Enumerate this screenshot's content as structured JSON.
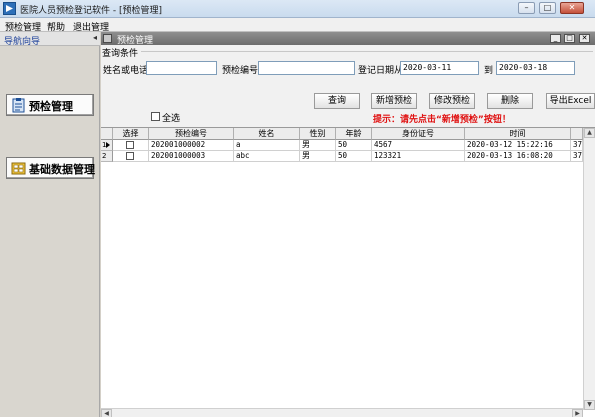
{
  "window": {
    "title": "医院人员预检登记软件 - [预检管理]",
    "minimize_glyph": "–",
    "maximize_glyph": "□",
    "close_glyph": "✕"
  },
  "menubar": {
    "items": [
      "预检管理",
      "帮助",
      "退出管理"
    ]
  },
  "sidebar": {
    "title": "导航向导",
    "collapse_glyph": "◂",
    "buttons": [
      {
        "label": "预检管理",
        "icon": "clipboard-icon"
      },
      {
        "label": "基础数据管理",
        "icon": "database-icon"
      }
    ]
  },
  "child_window": {
    "title": "预检管理",
    "buttons": [
      "_",
      "□",
      "✕"
    ]
  },
  "query": {
    "group_label": "查询条件",
    "name_phone_label": "姓名或电话",
    "name_phone_value": "",
    "precheck_no_label": "预检编号",
    "precheck_no_value": "",
    "date_from_label": "登记日期从",
    "date_from_value": "2020-03-11",
    "date_to_label": "到",
    "date_to_value": "2020-03-18"
  },
  "actions": {
    "query": "查询",
    "add": "新增预检",
    "edit": "修改预检",
    "delete": "删除",
    "export": "导出Excel"
  },
  "select_all_label": "全选",
  "hint": "提示：请先点击“新增预检”按钮！",
  "table": {
    "columns": [
      "选择",
      "预检编号",
      "姓名",
      "性别",
      "年龄",
      "身份证号",
      "时间",
      ""
    ],
    "rows": [
      {
        "index": "1",
        "precheck_no": "202001000002",
        "name": "a",
        "gender": "男",
        "age": "50",
        "id_no": "4567",
        "time": "2020-03-12 15:22:16",
        "extra": "37"
      },
      {
        "index": "2",
        "precheck_no": "202001000003",
        "name": "abc",
        "gender": "男",
        "age": "50",
        "id_no": "123321",
        "time": "2020-03-13 16:08:20",
        "extra": "37"
      }
    ]
  },
  "colors": {
    "hint": "#e01010",
    "nav_title": "#1b3f9a",
    "mdi_titlebar": "#7a7a7a"
  }
}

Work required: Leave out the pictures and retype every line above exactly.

Your response:
Enumerate this screenshot's content as structured JSON.
{
  "window": {
    "title": "医院人员预检登记软件 - [预检管理]",
    "minimize_glyph": "–",
    "maximize_glyph": "□",
    "close_glyph": "✕"
  },
  "menubar": {
    "items": [
      "预检管理",
      "帮助",
      "退出管理"
    ]
  },
  "sidebar": {
    "title": "导航向导",
    "collapse_glyph": "◂",
    "buttons": [
      {
        "label": "预检管理",
        "icon": "clipboard-icon"
      },
      {
        "label": "基础数据管理",
        "icon": "database-icon"
      }
    ]
  },
  "child_window": {
    "title": "预检管理",
    "buttons": [
      "_",
      "□",
      "✕"
    ]
  },
  "query": {
    "group_label": "查询条件",
    "name_phone_label": "姓名或电话",
    "name_phone_value": "",
    "precheck_no_label": "预检编号",
    "precheck_no_value": "",
    "date_from_label": "登记日期从",
    "date_from_value": "2020-03-11",
    "date_to_label": "到",
    "date_to_value": "2020-03-18"
  },
  "actions": {
    "query": "查询",
    "add": "新增预检",
    "edit": "修改预检",
    "delete": "删除",
    "export": "导出Excel"
  },
  "select_all_label": "全选",
  "hint": "提示：请先点击“新增预检”按钮！",
  "table": {
    "columns": [
      "选择",
      "预检编号",
      "姓名",
      "性别",
      "年龄",
      "身份证号",
      "时间",
      ""
    ],
    "rows": [
      {
        "index": "1",
        "precheck_no": "202001000002",
        "name": "a",
        "gender": "男",
        "age": "50",
        "id_no": "4567",
        "time": "2020-03-12 15:22:16",
        "extra": "37"
      },
      {
        "index": "2",
        "precheck_no": "202001000003",
        "name": "abc",
        "gender": "男",
        "age": "50",
        "id_no": "123321",
        "time": "2020-03-13 16:08:20",
        "extra": "37"
      }
    ]
  },
  "colors": {
    "hint": "#e01010",
    "nav_title": "#1b3f9a",
    "mdi_titlebar": "#7a7a7a"
  }
}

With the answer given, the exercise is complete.